The resident is on the Caversham & District Residents' Association's committee (CADRA).  CADRA is apolitical and does an invaluable job for the community.  Its mission statement is to "preserve and enhance the quality of life in Caversham and the surrounding District".

To cut a long story short, the resident/CADRA committee member went to considerable trouble, writing up a detailed report which I asked officers to review.  You can find the link to it which has now been uploaded onto this page of CADRA's website.
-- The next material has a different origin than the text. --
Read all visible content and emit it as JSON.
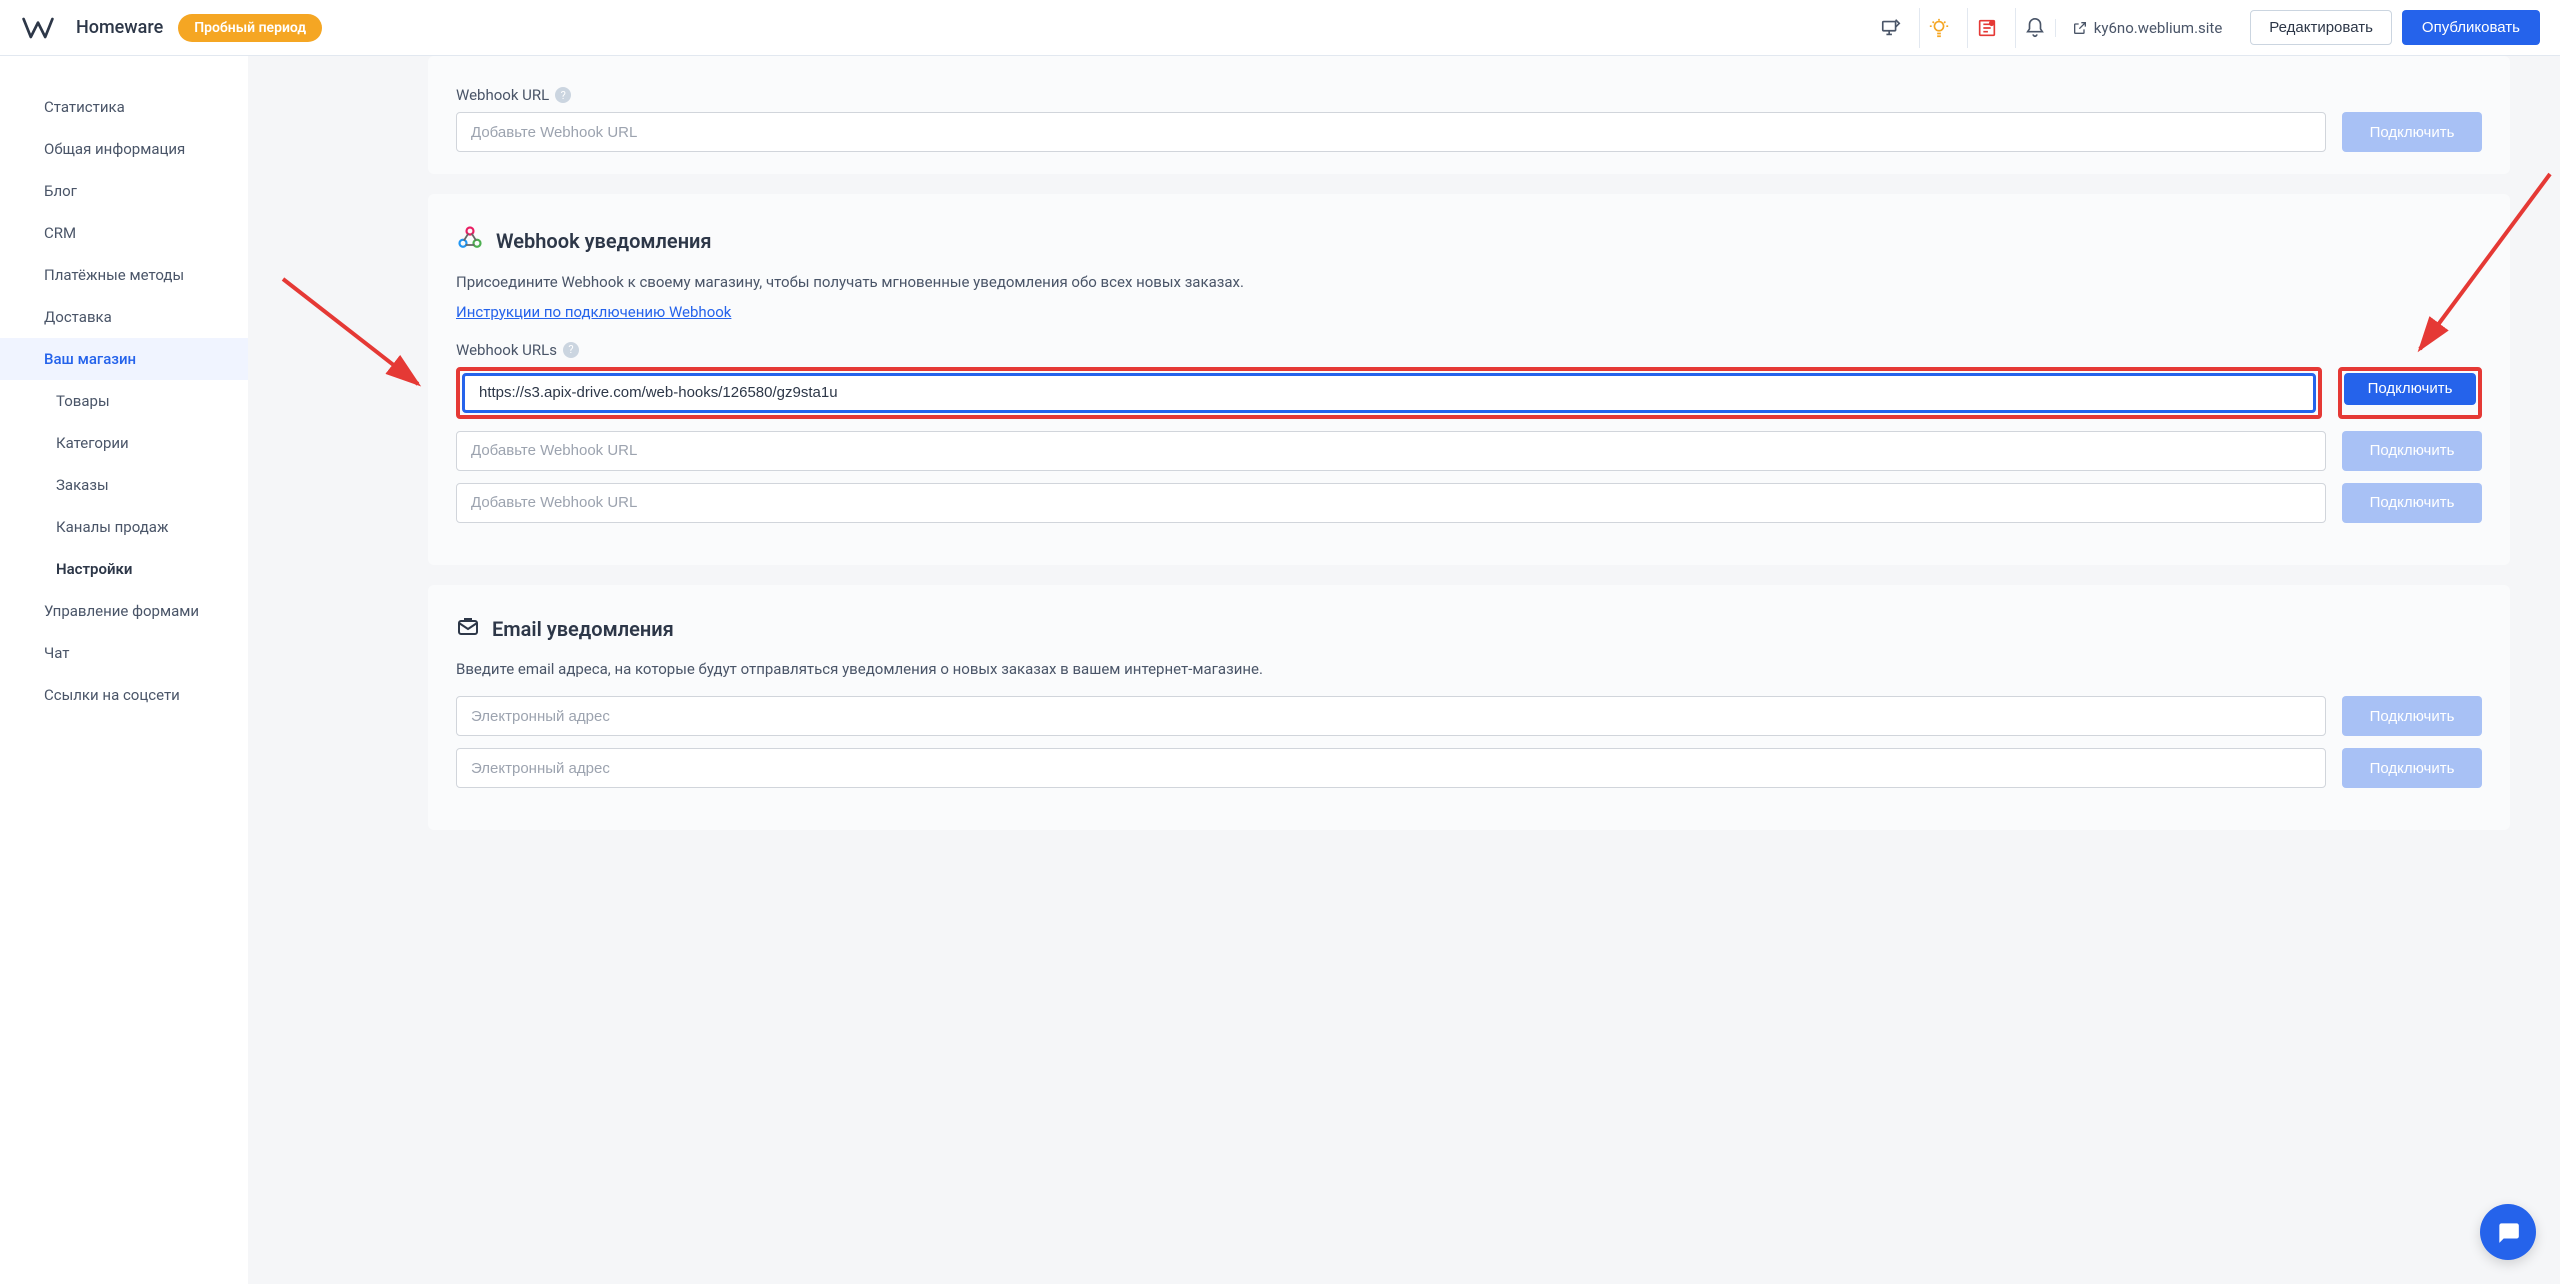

The officer response judged that CADRA's proposed removal of the red central hatching so the stop line can be moved forward thus improving sight lines, is unlikely to have prevented either the May '11 or previous accident.  Considering the current accident data, the officer states it is very difficult to justify any change at this junction.  However the officer concludes
"what this exercise has shown is that the current measures must be well maintained to ensure drivers appreciate the presence of the junction.  Regular maintenance of overhanging vegetation and of the lining, signing and red surfacing is essential to ensure the very best safety of the junction is maintained."
Furthermore, the officer has agreed to CADRA's request for the central hatch and red surface to be reviewed at the time of any surfacing.

[Note:  Apologies for the delay in publishing this update.  I was awaiting the necessary permission from CADRA and the RBC officer]

Tuesday 3 January 2012

Recent Events

A Happy New Year to you!  I hope you've all had a relaxing Christmas and enjoyed the holidays.  Thank you in particular to all the emergency staff who worked over the festivities, forgoing celebrations for the benefit of everyone else.

In the last few days much has happened in just a small area, mostly within Thames Ward (which I represent until May)
  • On Friday a No 22 bus was involved in a crash with a VW Polo on the Hemdean Road near the mini roundabout with Oakley Road.  Although the car driver had to be cut out of his car, thankfully neither he nor anyone on the bus was seriously injured.  One resident who heard the accident and saw the aftermath said she thought it was caused by the Polo driver failing to see the oncoming bus before pulling out of a driveway, however anyone who actually witnessed the incident should speak with the Police
  • On New Year's Eve nearby in Rotherfield Way a man was "bottled" by youths as he walked back home with his girl friend in the early hours.  According to Getreading his injuries weren't life-threatening though he needed stitches in his neck.  The youths are said to have all been white and wearing base ball hats.  If you know who they are, tell the Police: they could do it - or worse - again
  • In today's strong winds a mother and child narrowly missed being hit by a falling tree as they walked along the footpath between Surely Row (off Rotherfield Way) and Eliot Close.  RBC has said the tree will have been cleared this afternoon
  • Further trees are reported to have fallen - in Gravel Hill (now cleared) and across in Peppard Ward, a tree fell from Clayfield Copse across Kiln Road onto an unoccupied, parked vehicle (also now cleared - the vehicle is probably a write-off)